◆ WHAT IS EXPECTED
Would you return each entry exactly as written, omitting any pictures?

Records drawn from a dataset
- Opening Delimiter -
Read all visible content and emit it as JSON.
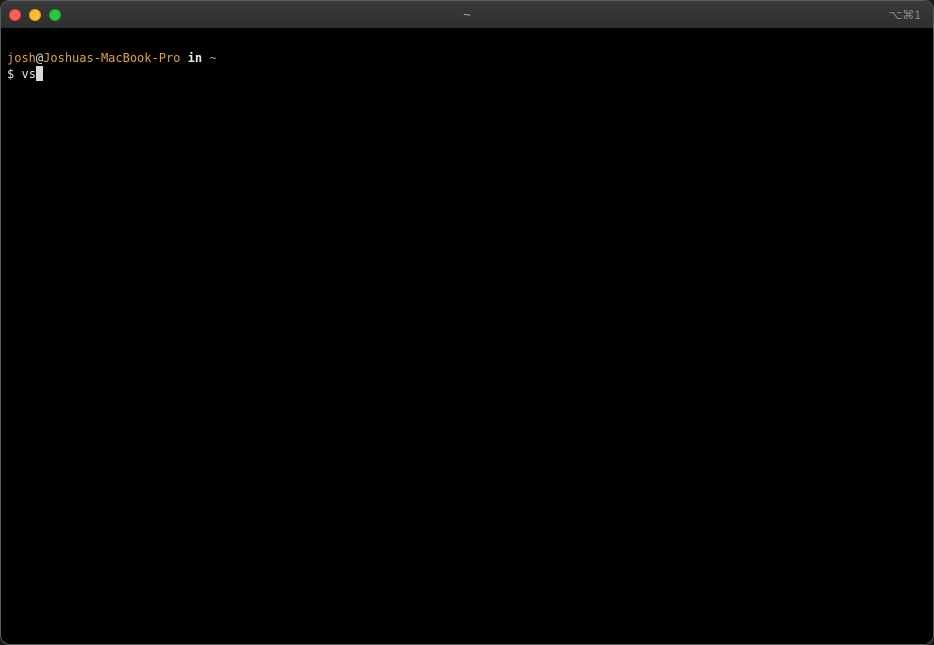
{
  "window": {
    "title": "~",
    "shortcut": "⌥⌘1"
  },
  "colors": {
    "user": "#e0a33a",
    "host": "#e0a33a",
    "background": "#000000",
    "cursor": "#d9d9d9"
  },
  "terminal": {
    "prompt_line": {
      "user": "josh",
      "at": "@",
      "host": "Joshuas-MacBook-Pro",
      "in_word": "in",
      "cwd": "~"
    },
    "input_line": {
      "prompt_symbol": "$",
      "typed_text": "vs"
    }
  }
}
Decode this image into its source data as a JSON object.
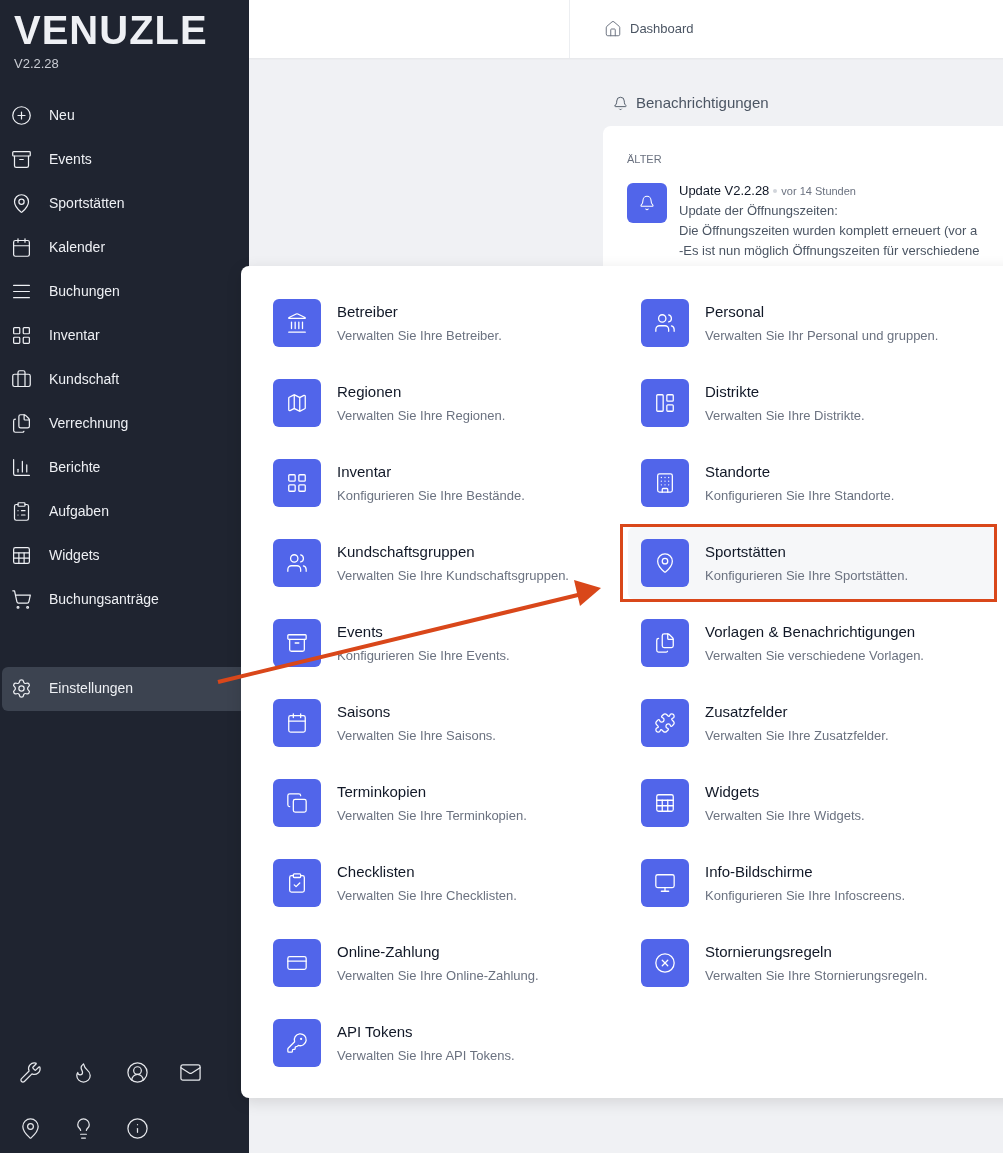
{
  "brand": {
    "logo": "VENUZLE",
    "version": "V2.2.28"
  },
  "sidebar": {
    "items": [
      {
        "label": "Neu",
        "selected": false,
        "kind": "nav"
      },
      {
        "label": "Events",
        "selected": false,
        "kind": "nav"
      },
      {
        "label": "Sportstätten",
        "selected": false,
        "kind": "nav"
      },
      {
        "label": "Kalender",
        "selected": false,
        "kind": "nav"
      },
      {
        "label": "Buchungen",
        "selected": false,
        "kind": "nav"
      },
      {
        "label": "Inventar",
        "selected": false,
        "kind": "nav"
      },
      {
        "label": "Kundschaft",
        "selected": false,
        "kind": "nav"
      },
      {
        "label": "Verrechnung",
        "selected": false,
        "kind": "nav"
      },
      {
        "label": "Berichte",
        "selected": false,
        "kind": "nav"
      },
      {
        "label": "Aufgaben",
        "selected": false,
        "kind": "nav"
      },
      {
        "label": "Widgets",
        "selected": false,
        "kind": "nav"
      },
      {
        "label": "Buchungsanträge",
        "selected": false,
        "kind": "nav"
      },
      {
        "label": "Einstellungen",
        "selected": true,
        "kind": "settings"
      }
    ]
  },
  "header": {
    "breadcrumb": "Dashboard"
  },
  "notifications": {
    "title": "Benachrichtigungen",
    "group": "ÄLTER",
    "items": [
      {
        "title": "Update V2.2.28",
        "time": "vor 14 Stunden",
        "lines": [
          "Update der Öffnungszeiten:",
          "Die Öffnungszeiten wurden komplett erneuert (vor a",
          "-Es ist nun möglich Öffnungszeiten für verschiedene"
        ]
      }
    ]
  },
  "settings_menu": {
    "items": [
      {
        "title": "Betreiber",
        "description": "Verwalten Sie Ihre Betreiber.",
        "selected": false
      },
      {
        "title": "Personal",
        "description": "Verwalten Sie Ihr Personal und gruppen.",
        "selected": false
      },
      {
        "title": "Regionen",
        "description": "Verwalten Sie Ihre Regionen.",
        "selected": false
      },
      {
        "title": "Distrikte",
        "description": "Verwalten Sie Ihre Distrikte.",
        "selected": false
      },
      {
        "title": "Inventar",
        "description": "Konfigurieren Sie Ihre Bestände.",
        "selected": false
      },
      {
        "title": "Standorte",
        "description": "Konfigurieren Sie Ihre Standorte.",
        "selected": false
      },
      {
        "title": "Kundschaftsgruppen",
        "description": "Verwalten Sie Ihre Kundschaftsgruppen.",
        "selected": false
      },
      {
        "title": "Sportstätten",
        "description": "Konfigurieren Sie Ihre Sportstätten.",
        "selected": true
      },
      {
        "title": "Events",
        "description": "Konfigurieren Sie Ihre Events.",
        "selected": false
      },
      {
        "title": "Vorlagen & Benachrichtigungen",
        "description": "Verwalten Sie verschiedene Vorlagen.",
        "selected": false
      },
      {
        "title": "Saisons",
        "description": "Verwalten Sie Ihre Saisons.",
        "selected": false
      },
      {
        "title": "Zusatzfelder",
        "description": "Verwalten Sie Ihre Zusatzfelder.",
        "selected": false
      },
      {
        "title": "Terminkopien",
        "description": "Verwalten Sie Ihre Terminkopien.",
        "selected": false
      },
      {
        "title": "Widgets",
        "description": "Verwalten Sie Ihre Widgets.",
        "selected": false
      },
      {
        "title": "Checklisten",
        "description": "Verwalten Sie Ihre Checklisten.",
        "selected": false
      },
      {
        "title": "Info-Bildschirme",
        "description": "Konfigurieren Sie Ihre Infoscreens.",
        "selected": false
      },
      {
        "title": "Online-Zahlung",
        "description": "Verwalten Sie Ihre Online-Zahlung.",
        "selected": false
      },
      {
        "title": "Stornierungsregeln",
        "description": "Verwalten Sie Ihre Stornierungsregeln.",
        "selected": false
      },
      {
        "title": "API Tokens",
        "description": "Verwalten Sie Ihre API Tokens.",
        "selected": false
      }
    ]
  }
}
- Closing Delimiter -
◆ SOLUTION TO THIS PROBLEM
Read all visible content and emit it as JSON.
{
  "window": {
    "title": "~",
    "shortcut": "⌥⌘1"
  },
  "colors": {
    "user": "#e0a33a",
    "host": "#e0a33a",
    "background": "#000000",
    "cursor": "#d9d9d9"
  },
  "terminal": {
    "prompt_line": {
      "user": "josh",
      "at": "@",
      "host": "Joshuas-MacBook-Pro",
      "in_word": "in",
      "cwd": "~"
    },
    "input_line": {
      "prompt_symbol": "$",
      "typed_text": "vs"
    }
  }
}
Decode this image into its source data as a JSON object.
{
  "brand": {
    "logo": "VENUZLE",
    "version": "V2.2.28"
  },
  "sidebar": {
    "items": [
      {
        "label": "Neu",
        "selected": false,
        "kind": "nav"
      },
      {
        "label": "Events",
        "selected": false,
        "kind": "nav"
      },
      {
        "label": "Sportstätten",
        "selected": false,
        "kind": "nav"
      },
      {
        "label": "Kalender",
        "selected": false,
        "kind": "nav"
      },
      {
        "label": "Buchungen",
        "selected": false,
        "kind": "nav"
      },
      {
        "label": "Inventar",
        "selected": false,
        "kind": "nav"
      },
      {
        "label": "Kundschaft",
        "selected": false,
        "kind": "nav"
      },
      {
        "label": "Verrechnung",
        "selected": false,
        "kind": "nav"
      },
      {
        "label": "Berichte",
        "selected": false,
        "kind": "nav"
      },
      {
        "label": "Aufgaben",
        "selected": false,
        "kind": "nav"
      },
      {
        "label": "Widgets",
        "selected": false,
        "kind": "nav"
      },
      {
        "label": "Buchungsanträge",
        "selected": false,
        "kind": "nav"
      },
      {
        "label": "Einstellungen",
        "selected": true,
        "kind": "settings"
      }
    ]
  },
  "header": {
    "breadcrumb": "Dashboard"
  },
  "notifications": {
    "title": "Benachrichtigungen",
    "group": "ÄLTER",
    "items": [
      {
        "title": "Update V2.2.28",
        "time": "vor 14 Stunden",
        "lines": [
          "Update der Öffnungszeiten:",
          "Die Öffnungszeiten wurden komplett erneuert (vor a",
          "-Es ist nun möglich Öffnungszeiten für verschiedene"
        ]
      }
    ]
  },
  "settings_menu": {
    "items": [
      {
        "title": "Betreiber",
        "description": "Verwalten Sie Ihre Betreiber.",
        "selected": false
      },
      {
        "title": "Personal",
        "description": "Verwalten Sie Ihr Personal und gruppen.",
        "selected": false
      },
      {
        "title": "Regionen",
        "description": "Verwalten Sie Ihre Regionen.",
        "selected": false
      },
      {
        "title": "Distrikte",
        "description": "Verwalten Sie Ihre Distrikte.",
        "selected": false
      },
      {
        "title": "Inventar",
        "description": "Konfigurieren Sie Ihre Bestände.",
        "selected": false
      },
      {
        "title": "Standorte",
        "description": "Konfigurieren Sie Ihre Standorte.",
        "selected": false
      },
      {
        "title": "Kundschaftsgruppen",
        "description": "Verwalten Sie Ihre Kundschaftsgruppen.",
        "selected": false
      },
      {
        "title": "Sportstätten",
        "description": "Konfigurieren Sie Ihre Sportstätten.",
        "selected": true
      },
      {
        "title": "Events",
        "description": "Konfigurieren Sie Ihre Events.",
        "selected": false
      },
      {
        "title": "Vorlagen & Benachrichtigungen",
        "description": "Verwalten Sie verschiedene Vorlagen.",
        "selected": false
      },
      {
        "title": "Saisons",
        "description": "Verwalten Sie Ihre Saisons.",
        "selected": false
      },
      {
        "title": "Zusatzfelder",
        "description": "Verwalten Sie Ihre Zusatzfelder.",
        "selected": false
      },
      {
        "title": "Terminkopien",
        "description": "Verwalten Sie Ihre Terminkopien.",
        "selected": false
      },
      {
        "title": "Widgets",
        "description": "Verwalten Sie Ihre Widgets.",
        "selected": false
      },
      {
        "title": "Checklisten",
        "description": "Verwalten Sie Ihre Checklisten.",
        "selected": false
      },
      {
        "title": "Info-Bildschirme",
        "description": "Konfigurieren Sie Ihre Infoscreens.",
        "selected": false
      },
      {
        "title": "Online-Zahlung",
        "description": "Verwalten Sie Ihre Online-Zahlung.",
        "selected": false
      },
      {
        "title": "Stornierungsregeln",
        "description": "Verwalten Sie Ihre Stornierungsregeln.",
        "selected": false
      },
      {
        "title": "API Tokens",
        "description": "Verwalten Sie Ihre API Tokens.",
        "selected": false
      }
    ]
  }
}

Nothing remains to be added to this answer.